Ariel Sharon, Israel's Prime Minister, last night ratcheted up Middle East tensions to perilous new levels with an astonishing outburst in which he compared Arab states with Hitler's Third Reich, and appealed to the United States not to repeat the mistakes made by Europe by appeasing the Nazis.
The former army general and defence minister – whom Arabs accuse of being a war criminal for his involvement in the 1982 massacre of Palestinians at Sabra and Chatilla – savaged the policy pursued by Washington of seeking Arab support for a coalition against terror in the aftermath of the 11 September massacres.
"I call on the Western democracies and primarily the leader of the free world, the United States: 'Do not repeat the dreadful mistake of 1938 when enlightened European democracies decided to sacrifice Czechoslovakia for a convenient temporary solution. Do not try to appease the Arabs at our expense," Mr Sharon said. "This is unacceptable to us. Israel will not be Czechoslovakia. Israel will fight terrorism.
His emotive remarks – which are likely to infuriate not only the Arab world but also America and its European allies – underscore the Israeli Prime Minister's efforts to bracket the terrorists who attacked the US with the Palestinian guerrilla groups, fighting a territorial war against Israel.
They reflect the fear in Israel that in the wake of the attacks, Washington, its closest ally, is warming towards Islamic nations, some of which the Jewish state regards as terrorist – such as Iran, Syria and the state-less Palestinians.
He said Israel would fight "terrorism" without let up, and confirmed that Israel has abandoned one of the key parts of a truce agreement struck last week and would be resuming military strikes against the Palestinians.
His troops would take "whatever steps necessary" to protect Israelis – a phrase that has routinely been used to justify invading Palestinian land with tanks, bombing Palestinian security buildings with F-16s, tearing up Arab homes and orchards, and assassinating dozens of suspects.
His remarks came on the same day as a Palestinian gunman dressed as an Israeli soldier went on a shooting spree inside an Israeli bus station, killing three people, and unveiling another deadly tactic in the guerrilla war against Israel.

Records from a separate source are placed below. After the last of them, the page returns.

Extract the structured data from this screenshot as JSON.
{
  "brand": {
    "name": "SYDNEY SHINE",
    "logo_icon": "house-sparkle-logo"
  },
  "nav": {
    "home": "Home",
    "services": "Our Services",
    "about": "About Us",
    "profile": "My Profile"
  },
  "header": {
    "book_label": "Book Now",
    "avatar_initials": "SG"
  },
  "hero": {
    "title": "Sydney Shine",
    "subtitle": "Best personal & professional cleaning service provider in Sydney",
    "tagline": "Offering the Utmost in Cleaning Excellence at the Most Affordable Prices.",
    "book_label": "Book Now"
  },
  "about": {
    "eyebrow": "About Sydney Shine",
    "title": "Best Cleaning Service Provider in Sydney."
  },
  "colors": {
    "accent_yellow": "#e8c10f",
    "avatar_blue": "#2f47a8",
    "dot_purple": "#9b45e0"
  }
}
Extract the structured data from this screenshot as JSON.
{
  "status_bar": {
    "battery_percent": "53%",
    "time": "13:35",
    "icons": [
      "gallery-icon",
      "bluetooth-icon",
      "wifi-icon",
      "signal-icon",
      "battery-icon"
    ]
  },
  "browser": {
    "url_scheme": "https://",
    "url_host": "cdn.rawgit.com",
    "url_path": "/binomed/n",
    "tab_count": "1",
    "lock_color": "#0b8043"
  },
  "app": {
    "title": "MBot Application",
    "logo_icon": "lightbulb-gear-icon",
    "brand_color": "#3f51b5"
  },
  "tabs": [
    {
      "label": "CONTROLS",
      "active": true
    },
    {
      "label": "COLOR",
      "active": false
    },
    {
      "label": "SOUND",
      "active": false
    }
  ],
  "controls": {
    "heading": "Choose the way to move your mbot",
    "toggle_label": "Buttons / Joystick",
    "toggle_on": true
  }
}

It also came as Israel was digesting the news that at least 60 of its citizens had died when a plane bound for Russia crashed into the Black Sea.
Police said 13 people were injured by the gunman's rampage, which happened in the centre of Afula, a working-class Israeli town a few miles north of the West Bank's northern border. Witnesses said the gunman disembarked from an Israeli bus and began shooting. He was shot dead by Israeli police.
It – and Mr Sharon's outburst – served as further confirmation that the latest ceasefire was destroyed by the lack of interest in negotiations on the part of Palestinian militants, the Israel army and the ascendant Israeli right-wing. There was more evidence of the general lack of appetite for a peaceable solution yesterday, with revelations that Israel has expanded Jewish settlements.
Israeli peace activists say 10 new settlement sites have been established in the West Bank since July, consolidating growth that began with Mr Sharon's election in February.
Expansion has continued despite the Mitchell commission's "blueprint" for peace, published in May, which called for a total freeze on all settlement building by Israel and warned that it will be difficult to end violence for long without it. "Settlement activities must not be allowed to undermine the restoration of calm and the resumption of negotiations," the report said.Reuse content